Page and application data records
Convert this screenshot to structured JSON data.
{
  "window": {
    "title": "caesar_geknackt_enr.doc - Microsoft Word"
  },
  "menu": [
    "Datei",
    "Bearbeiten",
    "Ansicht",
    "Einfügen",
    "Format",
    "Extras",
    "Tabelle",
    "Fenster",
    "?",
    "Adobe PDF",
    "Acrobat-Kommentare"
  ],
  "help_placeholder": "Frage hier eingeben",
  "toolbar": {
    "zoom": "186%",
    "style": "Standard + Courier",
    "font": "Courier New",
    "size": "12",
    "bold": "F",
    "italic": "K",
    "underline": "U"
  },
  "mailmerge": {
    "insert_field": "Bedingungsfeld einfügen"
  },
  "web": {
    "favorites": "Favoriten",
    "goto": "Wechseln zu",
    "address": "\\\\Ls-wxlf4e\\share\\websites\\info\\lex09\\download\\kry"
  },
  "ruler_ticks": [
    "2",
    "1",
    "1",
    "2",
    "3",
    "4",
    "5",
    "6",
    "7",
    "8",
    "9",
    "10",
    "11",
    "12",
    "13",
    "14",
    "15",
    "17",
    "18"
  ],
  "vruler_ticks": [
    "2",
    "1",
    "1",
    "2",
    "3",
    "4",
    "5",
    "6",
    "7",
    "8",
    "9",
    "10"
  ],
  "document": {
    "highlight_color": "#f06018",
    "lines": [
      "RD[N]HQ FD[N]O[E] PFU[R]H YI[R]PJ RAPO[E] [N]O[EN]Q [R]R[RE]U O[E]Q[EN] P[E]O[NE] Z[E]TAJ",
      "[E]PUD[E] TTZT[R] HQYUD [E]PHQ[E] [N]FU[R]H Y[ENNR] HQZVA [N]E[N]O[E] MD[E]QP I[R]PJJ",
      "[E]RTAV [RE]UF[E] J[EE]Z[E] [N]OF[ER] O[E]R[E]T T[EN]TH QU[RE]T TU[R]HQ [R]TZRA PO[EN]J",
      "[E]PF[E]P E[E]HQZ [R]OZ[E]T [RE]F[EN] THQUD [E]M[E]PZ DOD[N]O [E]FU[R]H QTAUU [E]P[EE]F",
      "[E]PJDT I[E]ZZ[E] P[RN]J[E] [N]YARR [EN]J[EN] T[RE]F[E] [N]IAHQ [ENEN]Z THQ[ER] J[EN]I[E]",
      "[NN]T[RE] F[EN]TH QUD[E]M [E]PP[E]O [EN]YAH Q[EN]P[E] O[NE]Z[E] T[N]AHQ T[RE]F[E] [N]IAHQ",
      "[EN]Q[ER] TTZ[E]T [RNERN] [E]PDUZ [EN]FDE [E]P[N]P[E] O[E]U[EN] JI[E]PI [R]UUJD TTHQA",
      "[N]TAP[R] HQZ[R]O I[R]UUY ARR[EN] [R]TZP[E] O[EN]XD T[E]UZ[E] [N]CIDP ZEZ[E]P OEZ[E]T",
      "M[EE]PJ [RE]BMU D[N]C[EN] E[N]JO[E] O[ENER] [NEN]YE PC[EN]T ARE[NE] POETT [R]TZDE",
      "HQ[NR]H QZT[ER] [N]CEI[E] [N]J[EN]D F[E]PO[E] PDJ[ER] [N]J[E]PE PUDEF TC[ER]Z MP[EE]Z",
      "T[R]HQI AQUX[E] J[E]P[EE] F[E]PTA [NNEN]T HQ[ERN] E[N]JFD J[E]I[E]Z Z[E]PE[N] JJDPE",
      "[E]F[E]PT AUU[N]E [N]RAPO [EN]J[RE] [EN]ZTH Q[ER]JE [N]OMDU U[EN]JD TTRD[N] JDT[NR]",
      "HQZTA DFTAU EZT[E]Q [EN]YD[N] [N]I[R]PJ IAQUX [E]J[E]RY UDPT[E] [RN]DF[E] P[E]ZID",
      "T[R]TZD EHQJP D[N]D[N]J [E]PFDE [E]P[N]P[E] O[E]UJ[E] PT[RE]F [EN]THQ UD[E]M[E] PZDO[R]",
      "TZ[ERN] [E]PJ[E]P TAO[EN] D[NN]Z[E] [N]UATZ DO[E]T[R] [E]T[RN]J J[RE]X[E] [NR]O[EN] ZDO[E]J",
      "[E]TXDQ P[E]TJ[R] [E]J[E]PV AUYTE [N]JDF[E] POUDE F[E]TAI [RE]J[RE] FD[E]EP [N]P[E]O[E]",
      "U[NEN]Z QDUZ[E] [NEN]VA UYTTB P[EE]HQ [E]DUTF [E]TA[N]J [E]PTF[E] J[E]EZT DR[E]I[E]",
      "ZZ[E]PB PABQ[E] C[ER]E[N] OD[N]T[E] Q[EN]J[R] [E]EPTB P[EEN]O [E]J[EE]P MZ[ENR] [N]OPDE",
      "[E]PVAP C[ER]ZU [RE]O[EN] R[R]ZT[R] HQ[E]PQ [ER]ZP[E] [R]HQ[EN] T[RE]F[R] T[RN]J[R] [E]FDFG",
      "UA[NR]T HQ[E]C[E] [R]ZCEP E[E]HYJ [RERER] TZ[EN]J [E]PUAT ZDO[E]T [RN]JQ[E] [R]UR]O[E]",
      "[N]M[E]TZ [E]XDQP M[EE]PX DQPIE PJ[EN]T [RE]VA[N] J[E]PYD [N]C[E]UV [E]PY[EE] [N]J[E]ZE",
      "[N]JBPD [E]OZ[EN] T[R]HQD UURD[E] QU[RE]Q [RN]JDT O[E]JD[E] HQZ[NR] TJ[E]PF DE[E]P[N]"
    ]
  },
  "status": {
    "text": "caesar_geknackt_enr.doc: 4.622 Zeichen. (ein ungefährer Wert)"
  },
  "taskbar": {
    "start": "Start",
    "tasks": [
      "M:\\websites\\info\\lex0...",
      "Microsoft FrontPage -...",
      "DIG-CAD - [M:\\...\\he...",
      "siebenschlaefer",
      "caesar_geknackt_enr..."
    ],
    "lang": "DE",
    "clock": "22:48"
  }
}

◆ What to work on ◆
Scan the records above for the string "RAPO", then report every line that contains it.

◆ Answer section ◆
      "RD[N]HQ FD[N]O[E] PFU[R]H YI[R]PJ RAPO[E] [N]O[EN]Q [R]R[RE]U O[E]Q[EN] P[E]O[NE] Z[E]TAJ",
      "[E]F[E]PT AUU[N]E [N]RAPO [EN]J[RE] [EN]ZTH Q[ER]JE [N]OMDU U[EN]JD TTRD[N] JDT[NR]",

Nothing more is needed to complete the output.